As Baby Boomers enter retirement years, a recent study shows that the generation is largely underprepared for the cost of their medical treatments. Ameriprise Financial's Health, Wealth and Retirement study found that only in one in five pre-retirees have taken financial action to prepare for rising health care costs.
Ameriprise estimated that the average retiree would need about $232,000 to be 90 percent sure of covering the health care costs for themselves and their spouse in retirement. Upon hearing this figure, more than three-quarters (86 percent) reported being at least somewhat concerned about their personal health in their retirement years.
"Boomers understand that health care costs will be a significant expense in retirement, yet many haven't planned – or simply don't know how to plan – to fund these expenses," Pat O'Connell, executive vice president of Ameriprise Financial wrote in a statement accompanying the report. "Fortunately, the national conversation around health care is prompting people to consider their health and the choices they make, as well as the need to build health care expenses into their retirement and long-term financial plan."
However, it may be worth considering that even though boomers may be far from financially prepared for retirement, they are taking actions to remain physically healthier. More than 60 percent of those surveyed said that they have begun a diet or exercise program with the aim of reducing healthcare costs.

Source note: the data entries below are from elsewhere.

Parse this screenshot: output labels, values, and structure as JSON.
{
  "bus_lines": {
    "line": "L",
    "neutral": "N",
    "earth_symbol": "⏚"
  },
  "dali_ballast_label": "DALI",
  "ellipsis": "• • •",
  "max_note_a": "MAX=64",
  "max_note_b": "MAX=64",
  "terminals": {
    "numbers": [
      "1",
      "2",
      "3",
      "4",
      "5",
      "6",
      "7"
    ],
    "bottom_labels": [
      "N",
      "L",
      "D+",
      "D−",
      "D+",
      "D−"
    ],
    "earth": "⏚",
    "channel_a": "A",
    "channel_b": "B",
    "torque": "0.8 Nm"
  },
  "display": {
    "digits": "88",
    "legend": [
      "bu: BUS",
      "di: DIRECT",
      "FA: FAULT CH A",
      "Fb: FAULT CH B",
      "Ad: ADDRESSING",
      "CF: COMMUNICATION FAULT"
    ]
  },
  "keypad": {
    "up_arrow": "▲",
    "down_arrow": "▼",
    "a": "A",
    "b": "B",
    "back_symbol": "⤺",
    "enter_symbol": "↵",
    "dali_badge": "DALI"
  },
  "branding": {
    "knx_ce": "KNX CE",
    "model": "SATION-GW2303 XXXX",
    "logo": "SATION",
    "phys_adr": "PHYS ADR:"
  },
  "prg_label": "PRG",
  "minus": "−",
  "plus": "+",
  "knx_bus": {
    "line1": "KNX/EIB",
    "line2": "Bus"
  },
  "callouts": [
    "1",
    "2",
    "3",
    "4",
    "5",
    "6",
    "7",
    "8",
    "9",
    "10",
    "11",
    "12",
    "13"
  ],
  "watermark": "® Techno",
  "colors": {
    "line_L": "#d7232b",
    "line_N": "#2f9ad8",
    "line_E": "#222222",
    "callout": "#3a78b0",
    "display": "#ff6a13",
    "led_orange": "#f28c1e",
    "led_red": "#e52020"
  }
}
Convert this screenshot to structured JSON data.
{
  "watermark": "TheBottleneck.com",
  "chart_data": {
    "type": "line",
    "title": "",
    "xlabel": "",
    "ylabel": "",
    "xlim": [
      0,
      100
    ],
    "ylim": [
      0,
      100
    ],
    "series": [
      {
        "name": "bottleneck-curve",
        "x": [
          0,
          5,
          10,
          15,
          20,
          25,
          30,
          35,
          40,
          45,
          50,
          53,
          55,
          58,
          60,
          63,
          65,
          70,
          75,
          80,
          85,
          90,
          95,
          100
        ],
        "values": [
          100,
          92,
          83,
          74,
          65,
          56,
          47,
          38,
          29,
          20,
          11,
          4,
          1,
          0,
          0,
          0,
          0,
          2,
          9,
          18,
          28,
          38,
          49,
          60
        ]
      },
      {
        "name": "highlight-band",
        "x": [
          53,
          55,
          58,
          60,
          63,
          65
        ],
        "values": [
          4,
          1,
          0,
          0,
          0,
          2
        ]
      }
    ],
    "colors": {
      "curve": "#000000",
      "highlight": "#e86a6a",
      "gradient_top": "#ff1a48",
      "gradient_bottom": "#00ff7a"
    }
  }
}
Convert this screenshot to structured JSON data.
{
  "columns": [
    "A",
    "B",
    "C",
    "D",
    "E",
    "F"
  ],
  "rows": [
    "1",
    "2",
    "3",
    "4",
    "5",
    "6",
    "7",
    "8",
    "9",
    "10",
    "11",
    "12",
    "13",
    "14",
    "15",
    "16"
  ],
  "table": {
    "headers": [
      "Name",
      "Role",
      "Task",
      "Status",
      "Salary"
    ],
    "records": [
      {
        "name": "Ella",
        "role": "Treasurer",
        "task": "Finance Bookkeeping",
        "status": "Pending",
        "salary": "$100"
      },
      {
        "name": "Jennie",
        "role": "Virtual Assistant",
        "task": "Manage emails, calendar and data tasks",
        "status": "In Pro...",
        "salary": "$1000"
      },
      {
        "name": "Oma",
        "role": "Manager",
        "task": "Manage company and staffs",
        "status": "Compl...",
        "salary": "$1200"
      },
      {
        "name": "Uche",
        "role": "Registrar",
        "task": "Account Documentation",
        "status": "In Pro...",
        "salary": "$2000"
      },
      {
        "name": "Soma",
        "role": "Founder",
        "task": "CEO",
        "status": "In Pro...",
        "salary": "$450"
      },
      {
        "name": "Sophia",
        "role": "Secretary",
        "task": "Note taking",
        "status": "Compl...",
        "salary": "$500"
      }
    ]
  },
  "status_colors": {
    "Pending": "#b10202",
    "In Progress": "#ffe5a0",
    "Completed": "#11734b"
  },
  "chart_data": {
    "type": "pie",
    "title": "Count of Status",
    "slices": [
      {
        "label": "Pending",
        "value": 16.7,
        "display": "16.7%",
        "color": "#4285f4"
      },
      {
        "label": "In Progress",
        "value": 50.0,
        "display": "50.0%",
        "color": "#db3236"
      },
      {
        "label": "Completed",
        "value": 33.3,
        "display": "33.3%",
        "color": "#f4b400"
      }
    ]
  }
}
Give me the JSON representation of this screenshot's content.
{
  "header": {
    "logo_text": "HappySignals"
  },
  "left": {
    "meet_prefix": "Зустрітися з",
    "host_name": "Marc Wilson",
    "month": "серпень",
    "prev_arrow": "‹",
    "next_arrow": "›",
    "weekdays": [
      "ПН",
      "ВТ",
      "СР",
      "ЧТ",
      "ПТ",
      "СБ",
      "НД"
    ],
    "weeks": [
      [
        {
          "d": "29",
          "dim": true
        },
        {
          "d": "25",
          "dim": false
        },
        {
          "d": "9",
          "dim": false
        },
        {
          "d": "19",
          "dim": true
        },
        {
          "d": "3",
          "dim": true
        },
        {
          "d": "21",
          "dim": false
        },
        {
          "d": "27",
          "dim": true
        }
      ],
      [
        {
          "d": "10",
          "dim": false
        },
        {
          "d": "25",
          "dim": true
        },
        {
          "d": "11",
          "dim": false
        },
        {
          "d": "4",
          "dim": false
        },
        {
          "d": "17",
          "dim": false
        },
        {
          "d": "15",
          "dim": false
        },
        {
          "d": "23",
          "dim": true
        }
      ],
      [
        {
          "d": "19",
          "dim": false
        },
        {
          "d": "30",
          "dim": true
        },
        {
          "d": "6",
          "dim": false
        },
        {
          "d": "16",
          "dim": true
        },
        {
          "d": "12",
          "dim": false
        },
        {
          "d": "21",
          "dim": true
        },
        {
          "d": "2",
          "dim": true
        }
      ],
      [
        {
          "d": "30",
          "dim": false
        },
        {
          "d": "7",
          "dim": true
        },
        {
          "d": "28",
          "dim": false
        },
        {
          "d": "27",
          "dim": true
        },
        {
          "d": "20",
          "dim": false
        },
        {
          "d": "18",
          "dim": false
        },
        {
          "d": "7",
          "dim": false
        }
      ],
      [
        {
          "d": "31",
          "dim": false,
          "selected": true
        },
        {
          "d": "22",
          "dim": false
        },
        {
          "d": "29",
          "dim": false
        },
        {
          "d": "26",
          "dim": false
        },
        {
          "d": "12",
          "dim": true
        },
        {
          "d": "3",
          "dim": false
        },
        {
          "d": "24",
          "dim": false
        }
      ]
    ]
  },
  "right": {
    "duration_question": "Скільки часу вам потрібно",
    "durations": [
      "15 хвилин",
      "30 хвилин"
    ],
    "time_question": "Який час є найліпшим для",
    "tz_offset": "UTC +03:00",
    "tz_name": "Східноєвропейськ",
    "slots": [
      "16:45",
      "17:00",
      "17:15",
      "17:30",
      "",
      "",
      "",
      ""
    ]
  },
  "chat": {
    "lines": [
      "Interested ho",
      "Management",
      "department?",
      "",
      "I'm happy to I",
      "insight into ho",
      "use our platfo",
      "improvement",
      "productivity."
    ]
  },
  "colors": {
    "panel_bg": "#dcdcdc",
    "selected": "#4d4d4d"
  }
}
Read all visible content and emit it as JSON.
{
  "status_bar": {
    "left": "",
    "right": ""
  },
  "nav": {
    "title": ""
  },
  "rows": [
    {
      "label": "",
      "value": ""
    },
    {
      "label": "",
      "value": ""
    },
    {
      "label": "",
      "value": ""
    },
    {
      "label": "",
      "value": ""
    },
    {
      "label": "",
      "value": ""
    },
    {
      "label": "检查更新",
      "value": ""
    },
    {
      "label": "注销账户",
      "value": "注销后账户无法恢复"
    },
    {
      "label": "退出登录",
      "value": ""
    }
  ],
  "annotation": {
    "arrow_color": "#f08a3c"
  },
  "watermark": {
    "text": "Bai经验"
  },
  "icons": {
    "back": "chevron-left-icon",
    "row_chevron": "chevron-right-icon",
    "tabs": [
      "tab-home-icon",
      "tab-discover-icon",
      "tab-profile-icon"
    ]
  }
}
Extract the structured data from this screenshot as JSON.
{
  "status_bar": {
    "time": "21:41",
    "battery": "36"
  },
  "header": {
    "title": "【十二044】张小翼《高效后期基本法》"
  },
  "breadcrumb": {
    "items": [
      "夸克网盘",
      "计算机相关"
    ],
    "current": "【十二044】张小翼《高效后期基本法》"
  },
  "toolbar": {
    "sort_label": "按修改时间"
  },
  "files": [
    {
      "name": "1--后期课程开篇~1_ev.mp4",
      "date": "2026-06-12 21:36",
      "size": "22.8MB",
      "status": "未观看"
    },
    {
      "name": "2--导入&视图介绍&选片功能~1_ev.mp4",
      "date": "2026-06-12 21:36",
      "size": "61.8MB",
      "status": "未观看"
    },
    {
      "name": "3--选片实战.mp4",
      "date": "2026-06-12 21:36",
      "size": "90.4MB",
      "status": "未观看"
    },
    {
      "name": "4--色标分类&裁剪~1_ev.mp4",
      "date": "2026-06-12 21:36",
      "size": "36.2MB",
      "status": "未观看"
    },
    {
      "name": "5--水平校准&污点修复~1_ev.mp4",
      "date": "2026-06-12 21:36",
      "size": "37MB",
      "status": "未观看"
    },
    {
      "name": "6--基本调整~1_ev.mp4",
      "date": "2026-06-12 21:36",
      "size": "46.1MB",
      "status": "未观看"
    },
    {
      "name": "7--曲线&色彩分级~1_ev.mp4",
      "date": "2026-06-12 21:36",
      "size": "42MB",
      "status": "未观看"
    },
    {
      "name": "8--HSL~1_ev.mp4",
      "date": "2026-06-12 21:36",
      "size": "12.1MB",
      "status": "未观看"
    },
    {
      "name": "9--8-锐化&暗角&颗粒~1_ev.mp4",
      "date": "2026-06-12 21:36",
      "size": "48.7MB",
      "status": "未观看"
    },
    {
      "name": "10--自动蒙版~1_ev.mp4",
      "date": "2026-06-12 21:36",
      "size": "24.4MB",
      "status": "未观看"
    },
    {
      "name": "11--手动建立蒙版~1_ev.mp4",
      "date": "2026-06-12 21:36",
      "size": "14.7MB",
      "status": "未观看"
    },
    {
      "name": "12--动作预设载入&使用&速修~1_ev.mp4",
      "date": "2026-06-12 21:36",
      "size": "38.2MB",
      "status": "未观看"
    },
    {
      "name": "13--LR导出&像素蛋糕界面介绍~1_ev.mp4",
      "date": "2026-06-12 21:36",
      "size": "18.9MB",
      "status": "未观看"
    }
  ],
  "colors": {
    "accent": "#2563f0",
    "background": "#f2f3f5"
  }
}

When patients are unprepared for the cost of their medical treatments, care facilities can experience issues with healthcare revenue cycle management that grow to affect the quality of care provided. To avoid this outcome, accounts receivable management professionals are encouraged to outsource their overdue accounts in order to increase cash flow and recover a substantial percentage.